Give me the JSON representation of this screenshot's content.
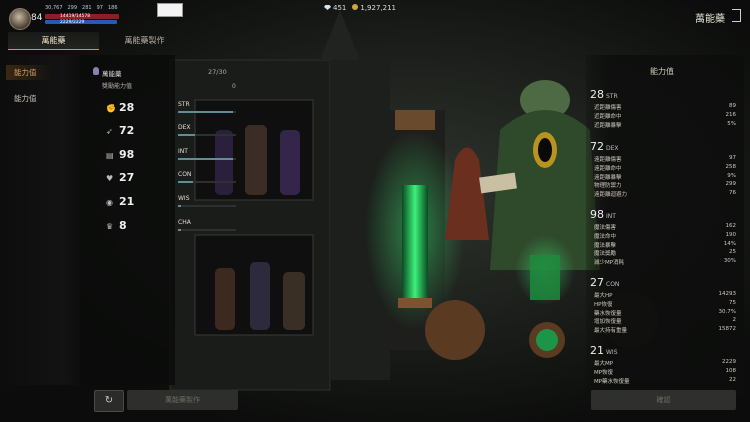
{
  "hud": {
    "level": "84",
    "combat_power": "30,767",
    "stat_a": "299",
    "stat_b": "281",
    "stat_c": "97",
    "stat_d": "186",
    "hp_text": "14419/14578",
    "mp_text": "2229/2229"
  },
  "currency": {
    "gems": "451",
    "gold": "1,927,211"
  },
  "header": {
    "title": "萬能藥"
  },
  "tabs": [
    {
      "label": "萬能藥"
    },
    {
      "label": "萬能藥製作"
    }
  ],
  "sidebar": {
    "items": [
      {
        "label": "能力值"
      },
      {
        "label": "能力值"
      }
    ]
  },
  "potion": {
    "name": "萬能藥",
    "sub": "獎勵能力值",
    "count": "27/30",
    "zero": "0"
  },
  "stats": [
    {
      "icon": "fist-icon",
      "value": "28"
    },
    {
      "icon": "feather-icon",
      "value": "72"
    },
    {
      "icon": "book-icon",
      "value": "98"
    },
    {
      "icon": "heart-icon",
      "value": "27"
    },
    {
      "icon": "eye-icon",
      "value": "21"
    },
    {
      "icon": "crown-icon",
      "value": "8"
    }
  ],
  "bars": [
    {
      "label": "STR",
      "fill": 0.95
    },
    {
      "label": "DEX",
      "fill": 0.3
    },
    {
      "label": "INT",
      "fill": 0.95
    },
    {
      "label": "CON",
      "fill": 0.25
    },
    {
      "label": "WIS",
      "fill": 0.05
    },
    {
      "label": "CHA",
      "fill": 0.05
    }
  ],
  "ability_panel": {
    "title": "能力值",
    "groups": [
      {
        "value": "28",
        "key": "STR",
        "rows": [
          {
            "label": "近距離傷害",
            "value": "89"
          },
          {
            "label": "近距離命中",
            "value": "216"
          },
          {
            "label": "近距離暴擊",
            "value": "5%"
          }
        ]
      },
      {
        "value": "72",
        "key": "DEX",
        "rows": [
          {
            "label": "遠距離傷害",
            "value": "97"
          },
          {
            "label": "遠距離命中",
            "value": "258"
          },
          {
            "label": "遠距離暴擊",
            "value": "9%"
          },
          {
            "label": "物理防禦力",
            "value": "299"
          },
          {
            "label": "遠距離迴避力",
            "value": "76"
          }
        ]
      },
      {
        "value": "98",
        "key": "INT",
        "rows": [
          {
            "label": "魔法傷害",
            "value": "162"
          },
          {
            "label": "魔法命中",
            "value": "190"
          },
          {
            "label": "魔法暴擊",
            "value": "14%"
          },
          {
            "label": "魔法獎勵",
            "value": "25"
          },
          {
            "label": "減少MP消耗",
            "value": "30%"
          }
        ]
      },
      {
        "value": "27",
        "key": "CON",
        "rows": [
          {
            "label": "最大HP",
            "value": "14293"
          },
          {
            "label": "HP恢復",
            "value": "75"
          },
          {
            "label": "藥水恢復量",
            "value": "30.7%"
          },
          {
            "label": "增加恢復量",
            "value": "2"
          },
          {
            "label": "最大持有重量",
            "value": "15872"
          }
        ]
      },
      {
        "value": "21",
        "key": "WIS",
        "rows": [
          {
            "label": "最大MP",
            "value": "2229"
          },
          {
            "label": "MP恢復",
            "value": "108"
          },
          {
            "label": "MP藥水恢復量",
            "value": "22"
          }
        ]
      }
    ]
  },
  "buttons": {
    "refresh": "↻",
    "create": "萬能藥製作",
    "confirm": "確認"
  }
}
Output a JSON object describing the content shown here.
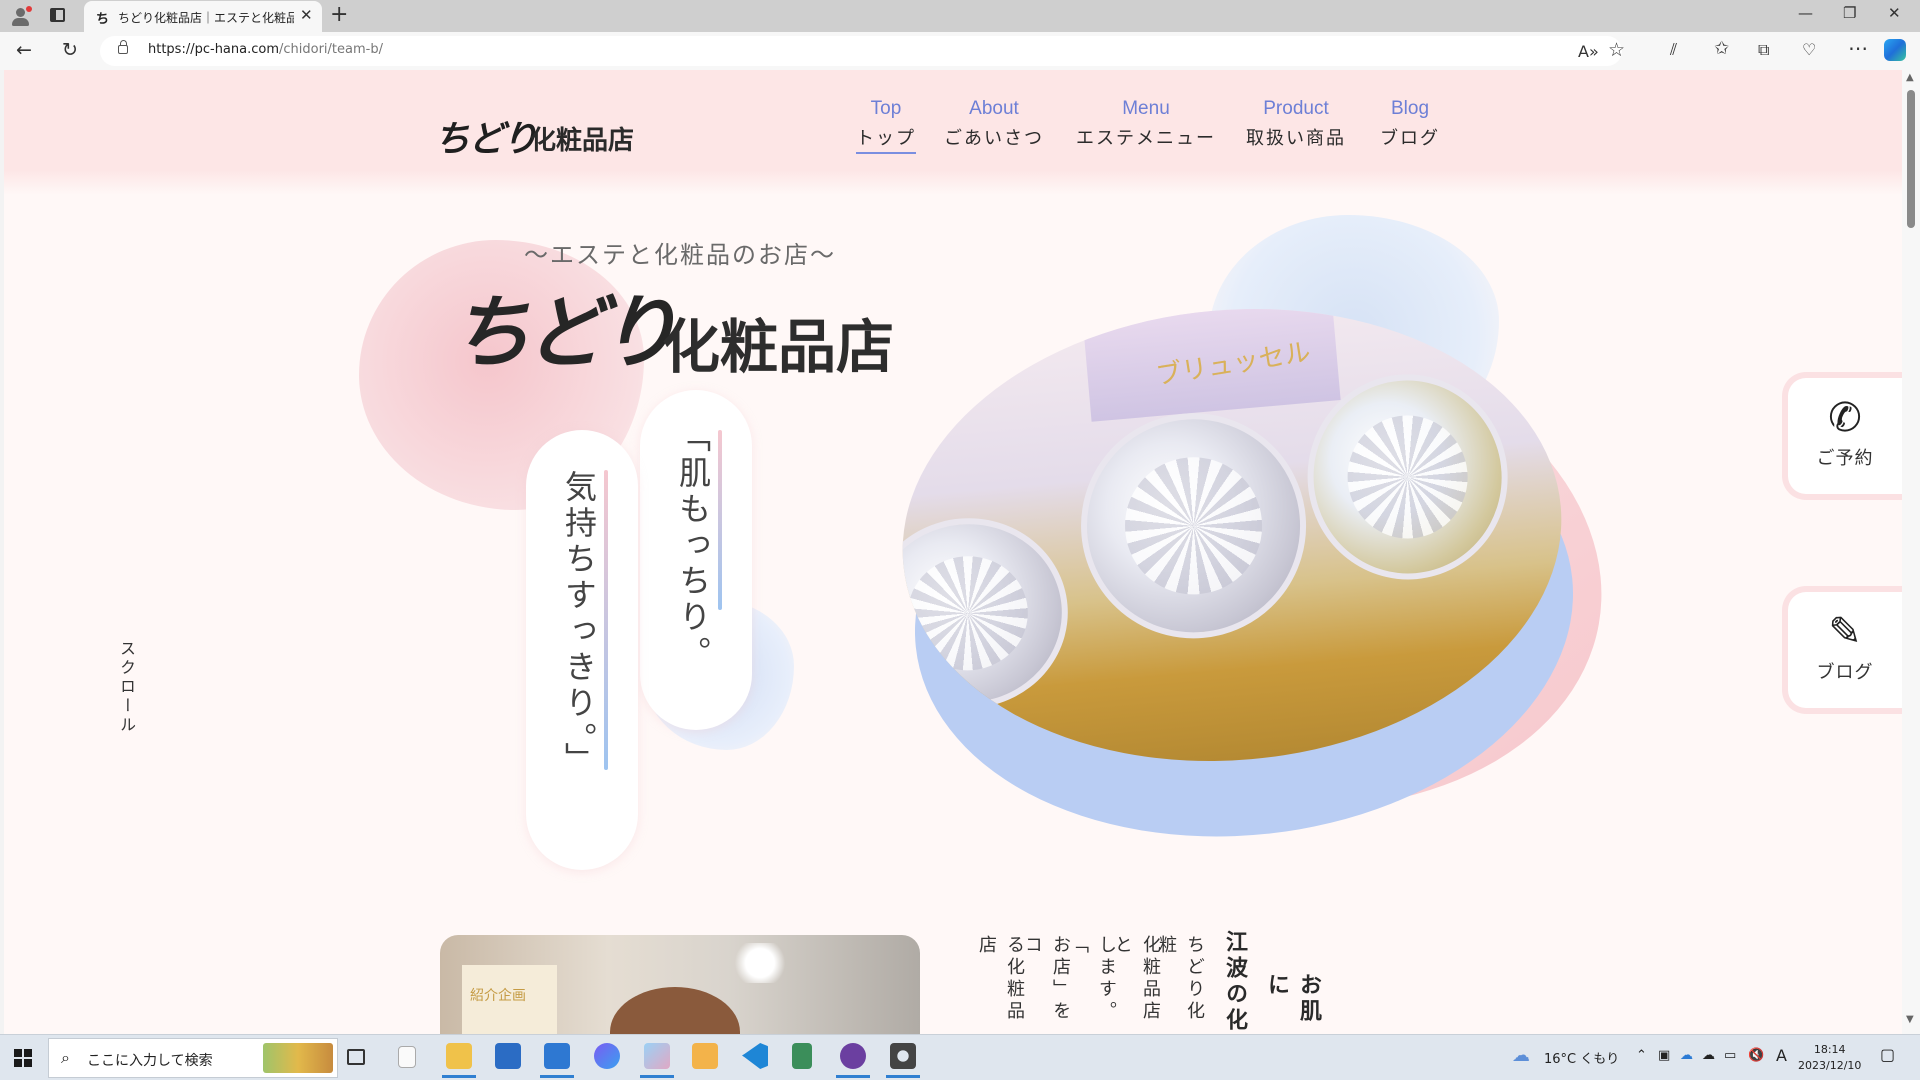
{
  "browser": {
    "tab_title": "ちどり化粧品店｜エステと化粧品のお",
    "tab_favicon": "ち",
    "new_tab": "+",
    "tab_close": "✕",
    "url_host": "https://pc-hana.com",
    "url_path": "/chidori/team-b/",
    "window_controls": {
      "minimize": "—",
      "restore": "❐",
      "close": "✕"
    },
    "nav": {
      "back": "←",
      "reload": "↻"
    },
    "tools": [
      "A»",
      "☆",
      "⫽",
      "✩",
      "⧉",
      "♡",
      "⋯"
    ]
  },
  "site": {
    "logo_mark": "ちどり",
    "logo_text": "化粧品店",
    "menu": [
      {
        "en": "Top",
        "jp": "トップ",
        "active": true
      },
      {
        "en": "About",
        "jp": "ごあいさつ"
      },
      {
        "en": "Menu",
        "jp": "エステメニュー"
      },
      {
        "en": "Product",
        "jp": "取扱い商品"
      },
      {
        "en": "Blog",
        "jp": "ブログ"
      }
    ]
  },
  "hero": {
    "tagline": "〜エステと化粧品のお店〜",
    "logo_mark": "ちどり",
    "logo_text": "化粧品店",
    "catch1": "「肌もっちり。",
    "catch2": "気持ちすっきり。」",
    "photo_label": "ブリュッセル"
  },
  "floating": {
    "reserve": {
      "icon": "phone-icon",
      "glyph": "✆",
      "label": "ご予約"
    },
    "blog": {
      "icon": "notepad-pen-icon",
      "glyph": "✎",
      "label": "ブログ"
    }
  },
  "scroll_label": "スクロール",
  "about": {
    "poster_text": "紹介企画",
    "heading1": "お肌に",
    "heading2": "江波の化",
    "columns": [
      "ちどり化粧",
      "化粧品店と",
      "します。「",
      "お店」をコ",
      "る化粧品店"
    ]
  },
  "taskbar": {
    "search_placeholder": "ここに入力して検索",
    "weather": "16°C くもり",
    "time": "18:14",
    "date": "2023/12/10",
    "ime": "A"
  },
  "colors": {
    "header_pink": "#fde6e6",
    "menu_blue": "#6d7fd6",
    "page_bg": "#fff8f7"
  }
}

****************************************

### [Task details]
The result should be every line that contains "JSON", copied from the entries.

### [Solved exercise]
Give me the JSON representation of this screenshot's content.
Output a JSON object describing the content shown here.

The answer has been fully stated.